Rep. Morales bill would prohibit pricing
discrimination in auto insurance rates
STATE HOUSE – All Rhode Island drivers are required to purchase auto insurance, but the rate drivers pay can vary widely based on demographic factors like sex, income or ZIP code. Rep. David Morales (D-Dist. 7, Providence) hopes to change that with legislation that would prohibit all forms of discrimination in setting rates for car insurance premiums.
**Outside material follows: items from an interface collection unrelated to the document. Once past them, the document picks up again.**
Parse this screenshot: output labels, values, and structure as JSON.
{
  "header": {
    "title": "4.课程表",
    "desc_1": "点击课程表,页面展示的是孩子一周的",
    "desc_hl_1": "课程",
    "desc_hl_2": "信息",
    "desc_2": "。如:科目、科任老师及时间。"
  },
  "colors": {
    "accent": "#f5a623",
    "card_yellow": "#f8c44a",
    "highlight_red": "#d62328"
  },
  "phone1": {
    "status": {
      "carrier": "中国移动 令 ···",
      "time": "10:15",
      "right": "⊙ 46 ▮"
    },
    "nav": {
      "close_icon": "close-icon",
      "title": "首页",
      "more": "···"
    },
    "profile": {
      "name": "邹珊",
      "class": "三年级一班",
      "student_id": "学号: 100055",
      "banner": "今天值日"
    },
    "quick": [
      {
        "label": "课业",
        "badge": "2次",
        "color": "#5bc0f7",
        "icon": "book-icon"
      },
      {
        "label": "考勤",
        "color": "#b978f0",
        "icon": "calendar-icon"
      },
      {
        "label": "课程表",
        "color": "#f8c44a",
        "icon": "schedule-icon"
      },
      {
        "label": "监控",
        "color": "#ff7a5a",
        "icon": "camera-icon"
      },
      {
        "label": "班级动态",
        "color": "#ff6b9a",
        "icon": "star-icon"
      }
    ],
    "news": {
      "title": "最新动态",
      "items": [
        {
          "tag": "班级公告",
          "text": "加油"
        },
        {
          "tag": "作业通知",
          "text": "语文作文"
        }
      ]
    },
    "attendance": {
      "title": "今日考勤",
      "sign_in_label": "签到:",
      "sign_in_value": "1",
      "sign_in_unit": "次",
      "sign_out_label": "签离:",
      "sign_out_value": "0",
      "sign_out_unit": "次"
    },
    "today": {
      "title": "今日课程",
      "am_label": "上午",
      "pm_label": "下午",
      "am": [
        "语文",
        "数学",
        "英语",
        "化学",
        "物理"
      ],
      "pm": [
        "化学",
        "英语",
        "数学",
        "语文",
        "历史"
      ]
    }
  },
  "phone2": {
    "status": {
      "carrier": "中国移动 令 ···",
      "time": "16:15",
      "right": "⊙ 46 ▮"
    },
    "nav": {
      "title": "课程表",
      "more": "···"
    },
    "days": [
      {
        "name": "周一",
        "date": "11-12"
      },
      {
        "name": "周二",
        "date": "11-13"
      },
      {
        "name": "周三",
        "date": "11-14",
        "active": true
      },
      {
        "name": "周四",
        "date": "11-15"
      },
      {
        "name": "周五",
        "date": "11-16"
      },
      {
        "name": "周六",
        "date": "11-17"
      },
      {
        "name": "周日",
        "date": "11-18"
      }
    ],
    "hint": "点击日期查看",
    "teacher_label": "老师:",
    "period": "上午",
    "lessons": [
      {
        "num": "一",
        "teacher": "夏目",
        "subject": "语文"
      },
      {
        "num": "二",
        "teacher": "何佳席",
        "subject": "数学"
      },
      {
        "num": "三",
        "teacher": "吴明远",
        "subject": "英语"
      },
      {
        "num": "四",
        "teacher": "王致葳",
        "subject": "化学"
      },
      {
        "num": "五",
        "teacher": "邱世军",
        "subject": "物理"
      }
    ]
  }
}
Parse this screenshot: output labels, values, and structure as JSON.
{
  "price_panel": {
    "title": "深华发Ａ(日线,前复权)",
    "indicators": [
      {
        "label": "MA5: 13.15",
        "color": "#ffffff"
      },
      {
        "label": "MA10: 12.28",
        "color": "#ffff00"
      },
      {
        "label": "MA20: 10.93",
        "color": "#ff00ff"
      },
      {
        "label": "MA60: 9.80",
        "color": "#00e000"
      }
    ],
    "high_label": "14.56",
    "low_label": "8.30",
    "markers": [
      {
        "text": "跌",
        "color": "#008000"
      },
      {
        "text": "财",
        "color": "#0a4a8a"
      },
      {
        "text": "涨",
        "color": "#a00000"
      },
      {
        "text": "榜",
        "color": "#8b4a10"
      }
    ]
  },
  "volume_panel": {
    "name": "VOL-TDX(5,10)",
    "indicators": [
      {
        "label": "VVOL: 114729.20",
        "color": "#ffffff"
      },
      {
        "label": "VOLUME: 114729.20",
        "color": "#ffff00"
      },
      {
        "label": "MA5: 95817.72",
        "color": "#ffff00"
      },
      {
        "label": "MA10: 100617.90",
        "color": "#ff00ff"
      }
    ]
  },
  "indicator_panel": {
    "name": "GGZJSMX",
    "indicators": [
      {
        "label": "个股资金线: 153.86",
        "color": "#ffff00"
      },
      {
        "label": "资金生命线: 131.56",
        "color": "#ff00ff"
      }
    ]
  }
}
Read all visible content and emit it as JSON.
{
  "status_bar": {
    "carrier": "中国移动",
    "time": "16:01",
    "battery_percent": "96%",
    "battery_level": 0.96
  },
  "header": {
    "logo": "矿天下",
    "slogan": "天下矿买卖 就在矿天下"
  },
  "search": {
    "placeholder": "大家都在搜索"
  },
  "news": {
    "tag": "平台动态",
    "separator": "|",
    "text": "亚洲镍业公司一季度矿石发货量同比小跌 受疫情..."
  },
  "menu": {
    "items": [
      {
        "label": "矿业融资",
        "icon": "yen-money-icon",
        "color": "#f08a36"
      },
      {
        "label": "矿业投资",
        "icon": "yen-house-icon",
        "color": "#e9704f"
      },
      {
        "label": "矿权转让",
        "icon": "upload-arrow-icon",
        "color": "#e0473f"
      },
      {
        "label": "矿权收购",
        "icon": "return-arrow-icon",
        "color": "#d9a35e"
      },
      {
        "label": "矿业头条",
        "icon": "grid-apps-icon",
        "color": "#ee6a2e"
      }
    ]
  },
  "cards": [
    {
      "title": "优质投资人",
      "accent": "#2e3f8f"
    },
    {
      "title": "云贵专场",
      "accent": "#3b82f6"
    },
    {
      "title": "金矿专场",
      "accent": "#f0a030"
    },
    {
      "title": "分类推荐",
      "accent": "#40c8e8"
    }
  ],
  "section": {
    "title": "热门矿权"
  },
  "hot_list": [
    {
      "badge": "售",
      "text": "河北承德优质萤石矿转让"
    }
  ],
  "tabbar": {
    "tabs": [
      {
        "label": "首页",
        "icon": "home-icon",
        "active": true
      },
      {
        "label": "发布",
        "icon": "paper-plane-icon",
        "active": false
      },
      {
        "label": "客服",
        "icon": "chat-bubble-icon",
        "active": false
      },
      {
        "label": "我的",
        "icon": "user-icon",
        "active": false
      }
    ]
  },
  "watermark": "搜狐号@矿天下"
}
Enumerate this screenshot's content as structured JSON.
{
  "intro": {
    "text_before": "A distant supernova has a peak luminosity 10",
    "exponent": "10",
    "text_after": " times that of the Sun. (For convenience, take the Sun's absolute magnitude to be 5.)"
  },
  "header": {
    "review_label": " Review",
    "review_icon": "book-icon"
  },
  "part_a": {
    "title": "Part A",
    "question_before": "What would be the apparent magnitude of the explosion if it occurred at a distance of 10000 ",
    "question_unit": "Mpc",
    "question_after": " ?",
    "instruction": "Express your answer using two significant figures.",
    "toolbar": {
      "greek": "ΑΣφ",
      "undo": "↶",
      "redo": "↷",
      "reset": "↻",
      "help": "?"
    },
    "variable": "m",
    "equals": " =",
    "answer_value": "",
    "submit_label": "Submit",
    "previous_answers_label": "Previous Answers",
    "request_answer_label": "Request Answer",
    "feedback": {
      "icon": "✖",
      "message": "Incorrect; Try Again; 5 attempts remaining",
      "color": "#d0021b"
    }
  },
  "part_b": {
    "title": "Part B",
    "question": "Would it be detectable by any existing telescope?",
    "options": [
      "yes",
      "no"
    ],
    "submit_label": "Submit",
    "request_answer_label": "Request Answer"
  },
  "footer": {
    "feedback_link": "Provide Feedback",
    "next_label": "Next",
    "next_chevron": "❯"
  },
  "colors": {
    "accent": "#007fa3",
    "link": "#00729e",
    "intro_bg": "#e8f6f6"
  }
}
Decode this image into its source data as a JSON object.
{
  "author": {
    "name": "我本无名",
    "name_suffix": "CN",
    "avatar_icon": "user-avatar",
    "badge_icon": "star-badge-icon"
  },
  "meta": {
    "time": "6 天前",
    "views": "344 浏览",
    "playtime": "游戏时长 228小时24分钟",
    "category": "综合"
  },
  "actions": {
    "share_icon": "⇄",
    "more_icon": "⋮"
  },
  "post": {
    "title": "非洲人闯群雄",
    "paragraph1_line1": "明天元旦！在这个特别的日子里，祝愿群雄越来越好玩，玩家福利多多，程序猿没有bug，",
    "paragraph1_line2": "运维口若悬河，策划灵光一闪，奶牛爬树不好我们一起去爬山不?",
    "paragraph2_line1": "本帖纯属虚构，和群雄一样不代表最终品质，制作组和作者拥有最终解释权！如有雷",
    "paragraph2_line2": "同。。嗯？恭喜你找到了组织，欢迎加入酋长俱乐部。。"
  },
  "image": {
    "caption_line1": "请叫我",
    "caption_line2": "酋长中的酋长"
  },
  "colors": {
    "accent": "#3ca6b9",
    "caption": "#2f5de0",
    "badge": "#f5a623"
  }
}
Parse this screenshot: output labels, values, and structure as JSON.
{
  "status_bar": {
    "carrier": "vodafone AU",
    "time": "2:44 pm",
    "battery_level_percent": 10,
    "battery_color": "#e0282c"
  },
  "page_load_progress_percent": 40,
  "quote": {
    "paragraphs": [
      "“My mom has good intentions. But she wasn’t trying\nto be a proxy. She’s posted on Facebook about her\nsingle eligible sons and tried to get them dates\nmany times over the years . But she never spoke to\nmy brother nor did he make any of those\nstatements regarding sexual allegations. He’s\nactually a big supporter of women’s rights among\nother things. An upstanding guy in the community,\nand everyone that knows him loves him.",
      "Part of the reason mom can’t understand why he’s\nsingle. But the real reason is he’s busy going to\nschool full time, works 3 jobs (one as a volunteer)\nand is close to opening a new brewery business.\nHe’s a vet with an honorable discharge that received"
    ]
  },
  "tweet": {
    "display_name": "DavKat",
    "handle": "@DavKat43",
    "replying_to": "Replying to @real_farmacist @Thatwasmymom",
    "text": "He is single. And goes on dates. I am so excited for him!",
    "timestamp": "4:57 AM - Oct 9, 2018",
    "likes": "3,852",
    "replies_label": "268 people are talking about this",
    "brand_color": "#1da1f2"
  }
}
“Using factors that are unrelated and irrelevant to an individual’s driving record to determine auto insurance rates is simply unfair and hurts the economic well-being of working families, particularly people of color and those who live in an urban community,” said Representative Morales. “Let’s be clear, a person’s auto insurance rate should be based on how they drive and their driving record – not their job title, whether they went to college or where they live. In other words, the pricing formulas that auto insurance companies use are just wrong, discriminatory and prioritize excessive profit over providing people with affordable auto insurance coverage. So given that our state requires all drivers to have insurance, all of our people deserve a fair rate.”
According to a 2019 report by the Consumer Federation of America, auto insurers charge different rates based on a variety of demographic factors. That includes charging people with blue-collar jobs more than people with white-collar jobs, women more than men and charging widows more than women whose spouses are still alive. There is a racial component to varying rates as well, as people who live in predominantly Black ZIP codes pay more than people who live in predominantly white ZIP codes.
“Our research shows that auto insurance companies often base rates on factors that reflect consumers' socio-economic status but have nothing to do with their driving safety,” said Michael DeLong, Research and Advocacy Associate with Consumer Federation of America. “We found that basic liability insurance premiums can be higher for people who work at a low-paying job, don’t have a college degree or live in certain neighborhoods, even when they have a perfectly clean driving record. Since Rhode Island requires all drivers to buy insurance, it is essential that the legislature make sure companies price their policies based on customers’ driving behavior, not their demographic data.”
The bill (2023-H 5659) is modeled on similar legislation that Michigan passed in 2019. It would prohibit auto insurance companies from determining premiums and monthly rates using a person’s education level, race, ethnicity, disability, occupation, income, gender, disability, census tract, ZIP code or adjacent ZIP code.